# [Work request]
Report each line of the entries that contains the word "title", copied in full.

----------------------------------------

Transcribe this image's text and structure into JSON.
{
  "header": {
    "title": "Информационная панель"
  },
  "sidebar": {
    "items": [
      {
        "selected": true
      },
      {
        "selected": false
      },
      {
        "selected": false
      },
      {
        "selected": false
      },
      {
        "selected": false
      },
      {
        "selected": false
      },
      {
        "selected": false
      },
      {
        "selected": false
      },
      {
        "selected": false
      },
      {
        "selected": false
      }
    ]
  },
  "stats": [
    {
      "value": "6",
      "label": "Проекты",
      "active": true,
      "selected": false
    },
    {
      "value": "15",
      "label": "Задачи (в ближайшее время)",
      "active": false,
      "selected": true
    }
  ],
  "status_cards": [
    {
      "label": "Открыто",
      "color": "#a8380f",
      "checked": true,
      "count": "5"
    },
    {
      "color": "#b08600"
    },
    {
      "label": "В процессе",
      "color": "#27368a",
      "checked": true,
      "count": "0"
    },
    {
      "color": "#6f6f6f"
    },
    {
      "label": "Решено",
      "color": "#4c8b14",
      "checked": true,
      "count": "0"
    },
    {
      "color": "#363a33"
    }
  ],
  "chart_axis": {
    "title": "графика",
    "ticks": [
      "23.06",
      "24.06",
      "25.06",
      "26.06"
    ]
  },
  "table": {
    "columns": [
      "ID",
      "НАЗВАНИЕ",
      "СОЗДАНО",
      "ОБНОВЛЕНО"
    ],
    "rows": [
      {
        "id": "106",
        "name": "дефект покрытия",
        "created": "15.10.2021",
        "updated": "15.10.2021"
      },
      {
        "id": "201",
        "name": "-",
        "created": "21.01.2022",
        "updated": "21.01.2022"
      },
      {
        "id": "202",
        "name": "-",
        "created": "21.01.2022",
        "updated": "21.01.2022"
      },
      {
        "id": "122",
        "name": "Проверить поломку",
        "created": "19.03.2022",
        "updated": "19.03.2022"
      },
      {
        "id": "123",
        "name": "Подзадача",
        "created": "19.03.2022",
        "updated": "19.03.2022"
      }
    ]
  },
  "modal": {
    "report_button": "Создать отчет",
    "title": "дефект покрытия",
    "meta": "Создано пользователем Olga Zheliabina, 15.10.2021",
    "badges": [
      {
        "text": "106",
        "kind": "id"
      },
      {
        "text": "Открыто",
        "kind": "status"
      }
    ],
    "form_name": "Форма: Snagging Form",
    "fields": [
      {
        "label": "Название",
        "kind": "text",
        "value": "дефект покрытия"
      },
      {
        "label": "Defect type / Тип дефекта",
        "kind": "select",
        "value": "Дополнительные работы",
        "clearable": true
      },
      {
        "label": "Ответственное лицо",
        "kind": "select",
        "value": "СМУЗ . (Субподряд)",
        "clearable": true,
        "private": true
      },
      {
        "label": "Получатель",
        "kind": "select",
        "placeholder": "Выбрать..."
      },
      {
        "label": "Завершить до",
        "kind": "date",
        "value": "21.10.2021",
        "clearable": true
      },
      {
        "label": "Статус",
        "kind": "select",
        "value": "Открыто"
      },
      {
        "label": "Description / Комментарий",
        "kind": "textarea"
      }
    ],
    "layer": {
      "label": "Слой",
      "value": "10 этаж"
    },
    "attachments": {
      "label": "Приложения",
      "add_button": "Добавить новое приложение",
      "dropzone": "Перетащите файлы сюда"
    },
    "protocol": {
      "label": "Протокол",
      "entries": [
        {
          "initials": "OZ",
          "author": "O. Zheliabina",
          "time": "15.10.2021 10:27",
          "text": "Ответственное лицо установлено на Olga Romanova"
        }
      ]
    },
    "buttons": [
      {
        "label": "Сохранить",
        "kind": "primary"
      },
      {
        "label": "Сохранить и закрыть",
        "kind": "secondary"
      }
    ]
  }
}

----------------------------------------

# [Exercise output]
    "title": "Информационная панель"
    "title": "графика",
    "title": "дефект покрытия",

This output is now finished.